Federal employees are working under a pay freeze and facing possible reductions in their numbers. What's caused the new attention?
Why is the federal employee suddenly a scapegoat?
For the past few months, we've been hearing a litany of complaints: Federal workers are overpaid, lazy and too numerous, come the cries from some quarters.
None of these claims hold up well under scrutiny. The Bureau of Labor Statistics says that federal employees are paid less than their private-sector candidates in many jobs. No credible studies really call the capabilities or dedication of federal employees into question. And whether the workforce needs to be reduced seems to be more a matter of opinion than fact.
But the current political climate holds some clues. Conservative candidates won elections last year on platforms of drastically cutting federal spending, and while federal employees don't really account for a whole lot of that, the cliche of the overpaid and incompetent bureaucrat plays well with some constituencies.
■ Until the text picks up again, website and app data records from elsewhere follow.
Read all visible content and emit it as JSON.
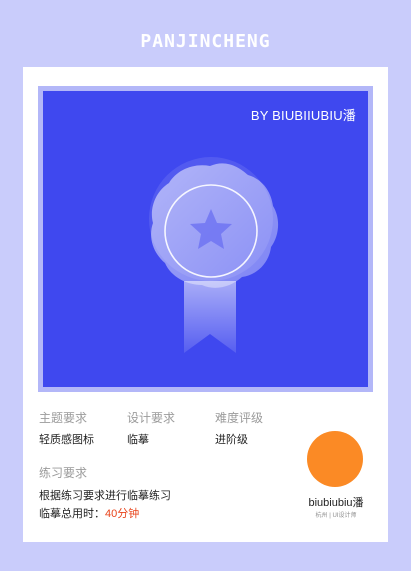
{
  "header": {
    "brand": "PANJINCHENG"
  },
  "hero": {
    "byline": "BY BIUBIIUBIU潘",
    "background_color": "#3f48ef",
    "icon": "medal-star-icon"
  },
  "info": {
    "theme": {
      "label": "主题要求",
      "value": "轻质感图标"
    },
    "design": {
      "label": "设计要求",
      "value": "临摹"
    },
    "difficulty": {
      "label": "难度评级",
      "value": "进阶级"
    },
    "practice": {
      "label": "练习要求",
      "line1": "根据练习要求进行临摹练习",
      "time_label": "临摹总用时：",
      "time_value": "40分钟"
    }
  },
  "author": {
    "name": "biubiubiu潘",
    "subtitle": "杭州 | UI设计师",
    "avatar_color": "#fb8a25"
  }
}
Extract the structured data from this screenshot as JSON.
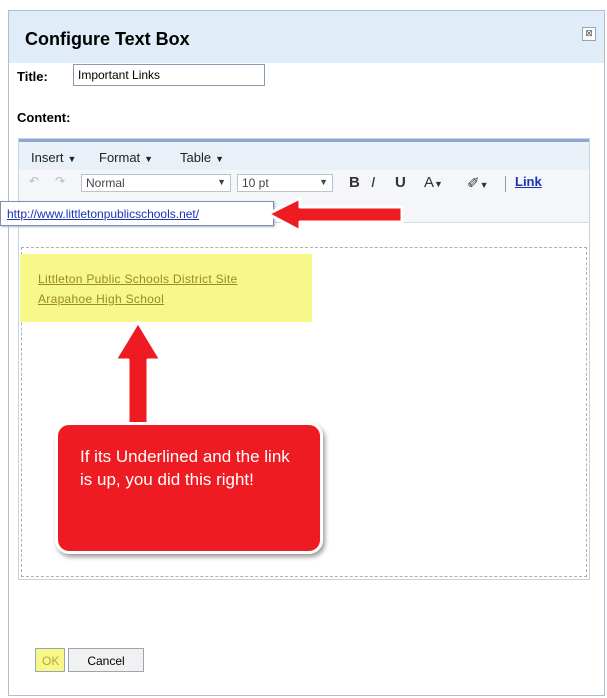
{
  "dialog": {
    "title": "Configure Text Box",
    "close_glyph": "⊠"
  },
  "form": {
    "title_label": "Title:",
    "title_value": "Important Links",
    "content_label": "Content:"
  },
  "menubar": {
    "items": [
      "Insert",
      "Format",
      "Table"
    ]
  },
  "format_toolbar": {
    "style_value": "Normal",
    "size_value": "10 pt",
    "bold": "B",
    "italic": "I",
    "underline": "U",
    "font_color": "A",
    "highlight_glyph": "✐",
    "link_label": "Link"
  },
  "content": {
    "links": [
      "Littleton Public Schools District Site",
      "Arapahoe High School"
    ]
  },
  "link_bubble": {
    "url": "http://www.littletonpublicschools.net/"
  },
  "callout": {
    "text": "If its Underlined and the link is up, you did this right!"
  },
  "buttons": {
    "ok": "OK",
    "cancel": "Cancel"
  },
  "colors": {
    "annotation_red": "#ee1c22",
    "highlight_yellow": "#f7f78a",
    "titlebar_blue": "#e0ecf7"
  }
}
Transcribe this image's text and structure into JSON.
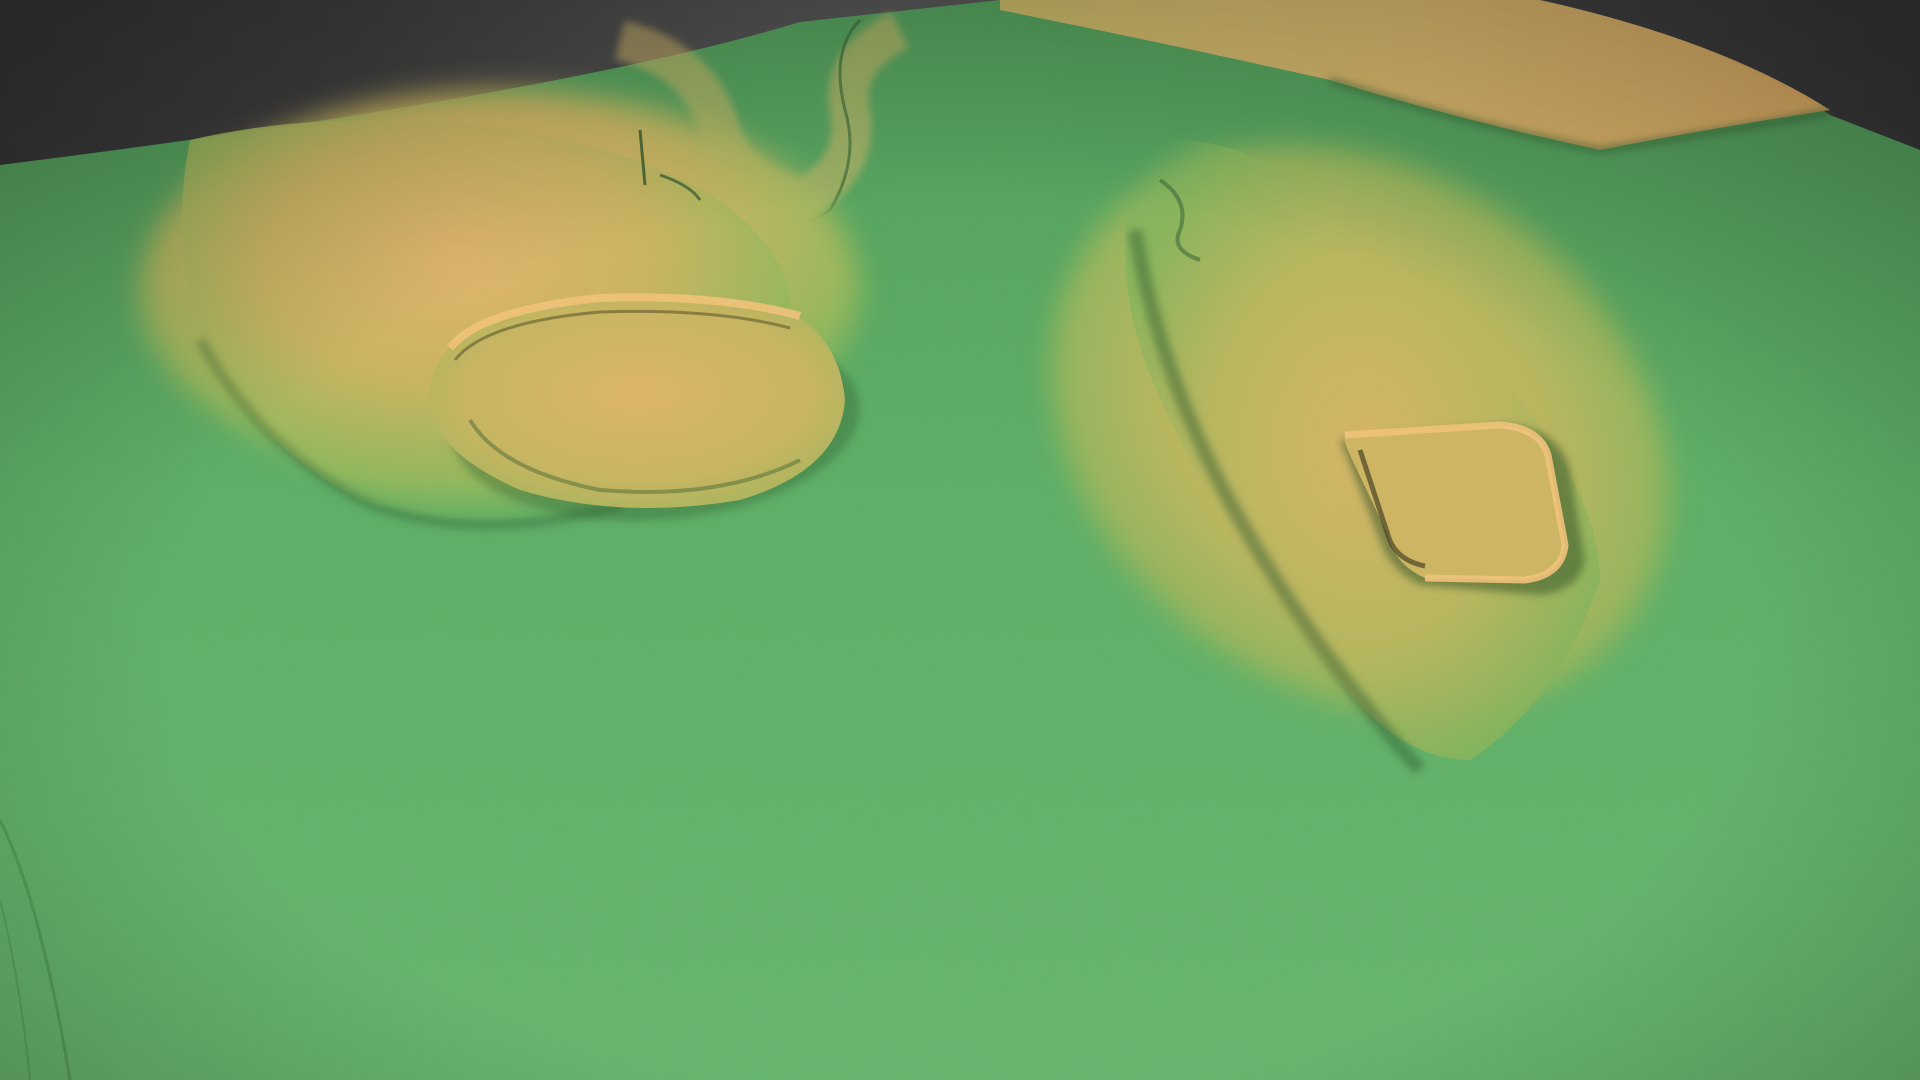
{
  "scene": {
    "subject": "lidar-terrain-elevation-model",
    "colors": {
      "background": "#3e3e3e",
      "lowland": "#63b86b",
      "lowland_dark": "#4f9f59",
      "mid_slope": "#a9bf5c",
      "highland": "#d9b268",
      "ridge_highlight": "#f0c27a",
      "shadow": "#2f5a2f"
    },
    "icons": []
  }
}
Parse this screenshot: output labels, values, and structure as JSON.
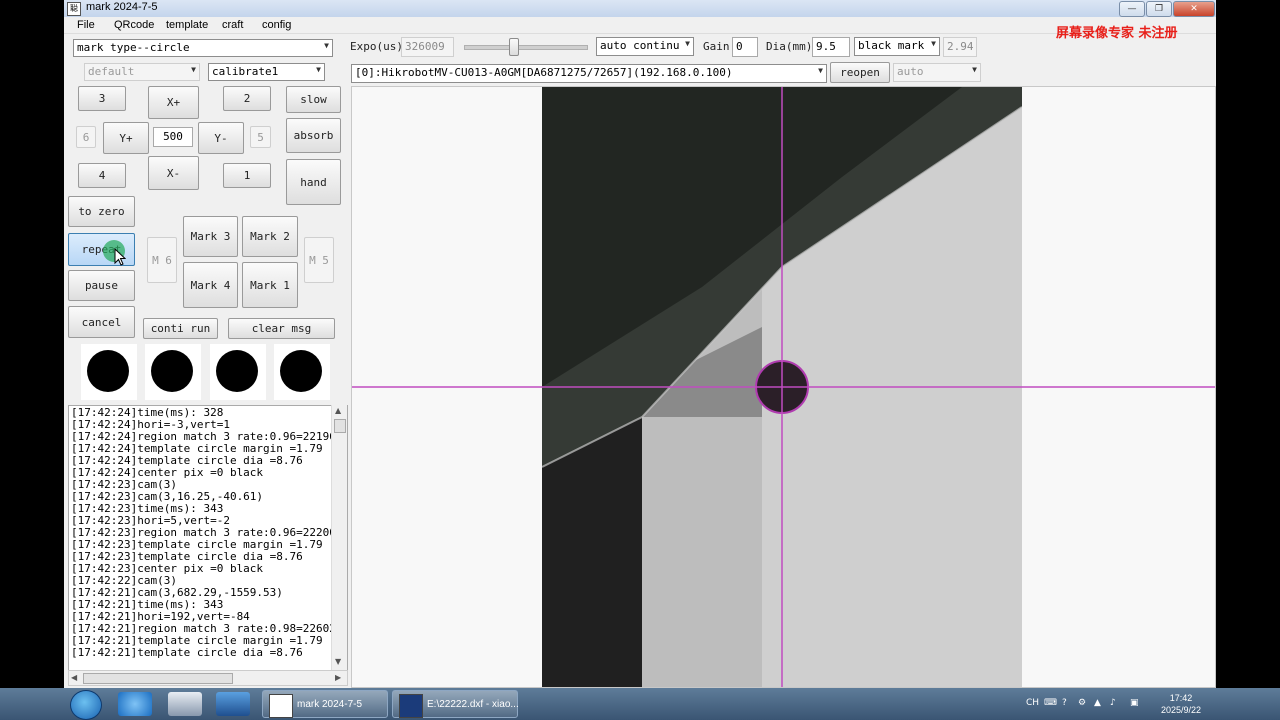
{
  "window": {
    "title": "mark 2024-7-5",
    "icon_glyph": "聪",
    "minimize": "—",
    "maximize": "❐",
    "close": "✕"
  },
  "menu": [
    "File",
    "QRcode",
    "template",
    "craft",
    "config"
  ],
  "watermark": "屏幕录像专家  未注册",
  "left_panel": {
    "mark_type": "mark type--circle",
    "profile": "default",
    "calibrate": "calibrate1",
    "jog": {
      "b3": "3",
      "b2": "2",
      "b4": "4",
      "b1": "1",
      "xplus": "X+",
      "xminus": "X-",
      "yplus": "Y+",
      "yminus": "Y-",
      "b6": "6",
      "b5": "5",
      "step": "500",
      "slow": "slow",
      "absorb": "absorb",
      "hand": "hand"
    },
    "to_zero": "to zero",
    "repeat": "repeat",
    "pause": "pause",
    "cancel": "cancel",
    "m6": "M 6",
    "m5": "M 5",
    "mark3": "Mark 3",
    "mark2": "Mark 2",
    "mark4": "Mark 4",
    "mark1": "Mark 1",
    "conti_run": "conti run",
    "clear_msg": "clear msg",
    "log": [
      "[17:42:24]time(ms): 328",
      "[17:42:24]hori=-3,vert=1",
      "[17:42:24]region match 3 rate:0.96=22196/",
      "[17:42:24]template circle margin =1.79",
      "[17:42:24]template circle dia =8.76",
      "[17:42:24]center pix =0 black",
      "[17:42:23]cam(3)",
      "[17:42:23]cam(3,16.25,-40.61)",
      "[17:42:23]time(ms): 343",
      "[17:42:23]hori=5,vert=-2",
      "[17:42:23]region match 3 rate:0.96=22200/",
      "[17:42:23]template circle margin =1.79",
      "[17:42:23]template circle dia =8.76",
      "[17:42:23]center pix =0 black",
      "[17:42:22]cam(3)",
      "[17:42:21]cam(3,682.29,-1559.53)",
      "[17:42:21]time(ms): 343",
      "[17:42:21]hori=192,vert=-84",
      "[17:42:21]region match 3 rate:0.98=22602/",
      "[17:42:21]template circle margin =1.79",
      "[17:42:21]template circle dia =8.76"
    ]
  },
  "camera_bar": {
    "expo_label": "Expo(us)",
    "expo_value": "326009",
    "mode": "auto continu",
    "gain_label": "Gain",
    "gain_value": "0",
    "dia_label": "Dia(mm)",
    "dia_value": "9.5",
    "mark_color": "black mark",
    "ratio": "2.94",
    "device": "[0]:HikrobotMV-CU013-A0GM[DA6871275/72657](192.168.0.100)",
    "reopen": "reopen",
    "auto_mode": "auto"
  },
  "crosshair_color": "#c04cc0",
  "taskbar": {
    "task1": "mark 2024-7-5",
    "task2": "E:\\22222.dxf - xiao...",
    "lang": "CH",
    "time": "17:42",
    "date": "2025/9/22"
  }
}
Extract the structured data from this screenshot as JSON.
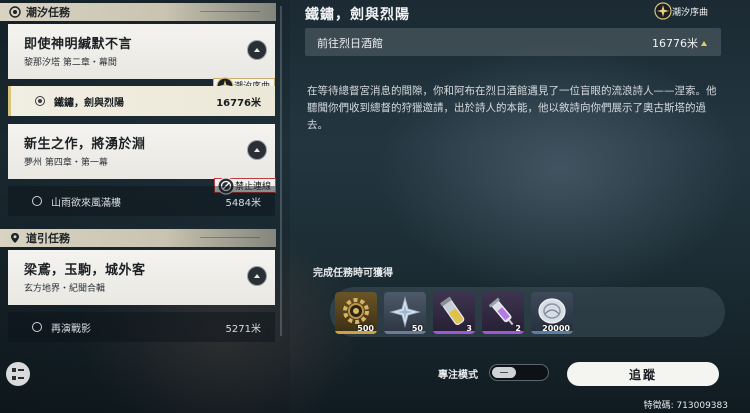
{
  "left_panel": {
    "section_tidal": {
      "label": "潮汐任務"
    },
    "quest1": {
      "title": "即使神明緘默不言",
      "subtitle": "黎那汐塔 第二章・幕間",
      "badge": "潮汐序曲",
      "step": {
        "name": "鐵鏽，劍與烈陽",
        "distance": "16776米"
      }
    },
    "quest2": {
      "title": "新生之作，將湧於淵",
      "subtitle": "夢州 第四章・第一幕",
      "badge": "禁止連線",
      "step": {
        "name": "山雨欲來風滿樓",
        "distance": "5484米"
      }
    },
    "section_guide": {
      "label": "道引任務"
    },
    "quest3": {
      "title": "梁鳶，玉駒，城外客",
      "subtitle": "玄方地界・紀聞合輯",
      "step": {
        "name": "再演戰影",
        "distance": "5271米"
      }
    }
  },
  "detail": {
    "title": "鐵鏽，劍與烈陽",
    "badge": "潮汐序曲",
    "target": {
      "name": "前往烈日酒館",
      "distance": "16776米"
    },
    "description": "在等待總督宮消息的間隙，你和阿布在烈日酒館遇見了一位盲眼的流浪詩人——涅索。他聽聞你們收到總督的狩獵邀請，出於詩人的本能，他以敘詩向你們展示了奧古斯塔的過去。",
    "rewards_label": "完成任務時可獲得",
    "rewards": [
      {
        "icon": "gear-icon",
        "qty": "500",
        "rarity_color": "#c9a24a"
      },
      {
        "icon": "crystal-star-icon",
        "qty": "50",
        "rarity_color": "#6a7e9a"
      },
      {
        "icon": "potion-vial-icon",
        "qty": "3",
        "rarity_color": "#9a5ad6"
      },
      {
        "icon": "syringe-icon",
        "qty": "2",
        "rarity_color": "#9a5ad6"
      },
      {
        "icon": "shell-coin-icon",
        "qty": "20000",
        "rarity_color": "#5a7ea6"
      }
    ],
    "focus_mode_label": "專注模式",
    "track_label": "追蹤"
  },
  "footer": {
    "uid": "特徵碼: 713009383"
  },
  "colors": {
    "accent_gold": "#d9c27a",
    "forbidden_red": "#c23a3a",
    "card_bg": "#f1f0ec"
  }
}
We're hopeful that, over time, the spending-cutters will find new and better-chosen targets for their efforts. Meanwhile, federal employees will endure a freeze on raises and attempts to legislate a smaller federal workforce. It's happened before, and we're confident that they'll do just fine.